* Instructions for the task: Could you write out the records below exactly, without omitting a line?

--- START ---

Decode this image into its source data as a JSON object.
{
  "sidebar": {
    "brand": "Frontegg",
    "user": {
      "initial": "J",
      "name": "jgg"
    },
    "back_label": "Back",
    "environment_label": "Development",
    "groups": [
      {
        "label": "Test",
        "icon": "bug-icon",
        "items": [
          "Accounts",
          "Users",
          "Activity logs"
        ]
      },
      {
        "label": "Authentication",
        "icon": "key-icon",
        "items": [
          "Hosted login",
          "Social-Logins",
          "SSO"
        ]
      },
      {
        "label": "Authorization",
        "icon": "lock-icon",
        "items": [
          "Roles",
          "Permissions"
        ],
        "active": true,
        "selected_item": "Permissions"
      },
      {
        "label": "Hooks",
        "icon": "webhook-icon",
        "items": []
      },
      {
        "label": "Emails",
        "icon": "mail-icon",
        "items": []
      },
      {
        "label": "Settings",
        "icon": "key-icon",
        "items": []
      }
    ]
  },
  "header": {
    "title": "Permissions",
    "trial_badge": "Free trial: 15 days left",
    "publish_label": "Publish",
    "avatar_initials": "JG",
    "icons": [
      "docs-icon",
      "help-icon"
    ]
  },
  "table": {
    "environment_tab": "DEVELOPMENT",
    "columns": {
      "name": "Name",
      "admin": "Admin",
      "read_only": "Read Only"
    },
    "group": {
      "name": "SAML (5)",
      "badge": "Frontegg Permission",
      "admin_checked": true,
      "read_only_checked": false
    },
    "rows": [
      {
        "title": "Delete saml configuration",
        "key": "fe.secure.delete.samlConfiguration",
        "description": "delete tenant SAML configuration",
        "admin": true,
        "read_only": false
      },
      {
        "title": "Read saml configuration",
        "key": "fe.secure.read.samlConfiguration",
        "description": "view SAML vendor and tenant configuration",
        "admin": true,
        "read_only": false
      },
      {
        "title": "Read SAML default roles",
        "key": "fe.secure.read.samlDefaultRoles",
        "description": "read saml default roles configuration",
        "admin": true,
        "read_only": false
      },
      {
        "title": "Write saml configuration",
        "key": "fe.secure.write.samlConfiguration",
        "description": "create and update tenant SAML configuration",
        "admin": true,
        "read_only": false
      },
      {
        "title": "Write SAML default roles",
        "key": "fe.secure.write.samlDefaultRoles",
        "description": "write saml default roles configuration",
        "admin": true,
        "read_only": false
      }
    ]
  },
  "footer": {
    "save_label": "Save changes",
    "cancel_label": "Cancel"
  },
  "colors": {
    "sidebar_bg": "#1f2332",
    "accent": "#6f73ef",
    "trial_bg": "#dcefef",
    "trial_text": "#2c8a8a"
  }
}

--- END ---

* Task result:
Decode this image into its source data as a JSON object.
{
  "sidebar": {
    "brand": "Frontegg",
    "user": {
      "initial": "J",
      "name": "jgg"
    },
    "back_label": "Back",
    "environment_label": "Development",
    "groups": [
      {
        "label": "Test",
        "icon": "bug-icon",
        "items": [
          "Accounts",
          "Users",
          "Activity logs"
        ]
      },
      {
        "label": "Authentication",
        "icon": "key-icon",
        "items": [
          "Hosted login",
          "Social-Logins",
          "SSO"
        ]
      },
      {
        "label": "Authorization",
        "icon": "lock-icon",
        "items": [
          "Roles",
          "Permissions"
        ],
        "active": true,
        "selected_item": "Permissions"
      },
      {
        "label": "Hooks",
        "icon": "webhook-icon",
        "items": []
      },
      {
        "label": "Emails",
        "icon": "mail-icon",
        "items": []
      },
      {
        "label": "Settings",
        "icon": "key-icon",
        "items": []
      }
    ]
  },
  "header": {
    "title": "Permissions",
    "trial_badge": "Free trial: 15 days left",
    "publish_label": "Publish",
    "avatar_initials": "JG",
    "icons": [
      "docs-icon",
      "help-icon"
    ]
  },
  "table": {
    "environment_tab": "DEVELOPMENT",
    "columns": {
      "name": "Name",
      "admin": "Admin",
      "read_only": "Read Only"
    },
    "group": {
      "name": "SAML (5)",
      "badge": "Frontegg Permission",
      "admin_checked": true,
      "read_only_checked": false
    },
    "rows": [
      {
        "title": "Delete saml configuration",
        "key": "fe.secure.delete.samlConfiguration",
        "description": "delete tenant SAML configuration",
        "admin": true,
        "read_only": false
      },
      {
        "title": "Read saml configuration",
        "key": "fe.secure.read.samlConfiguration",
        "description": "view SAML vendor and tenant configuration",
        "admin": true,
        "read_only": false
      },
      {
        "title": "Read SAML default roles",
        "key": "fe.secure.read.samlDefaultRoles",
        "description": "read saml default roles configuration",
        "admin": true,
        "read_only": false
      },
      {
        "title": "Write saml configuration",
        "key": "fe.secure.write.samlConfiguration",
        "description": "create and update tenant SAML configuration",
        "admin": true,
        "read_only": false
      },
      {
        "title": "Write SAML default roles",
        "key": "fe.secure.write.samlDefaultRoles",
        "description": "write saml default roles configuration",
        "admin": true,
        "read_only": false
      }
    ]
  },
  "footer": {
    "save_label": "Save changes",
    "cancel_label": "Cancel"
  },
  "colors": {
    "sidebar_bg": "#1f2332",
    "accent": "#6f73ef",
    "trial_bg": "#dcefef",
    "trial_text": "#2c8a8a"
  }
}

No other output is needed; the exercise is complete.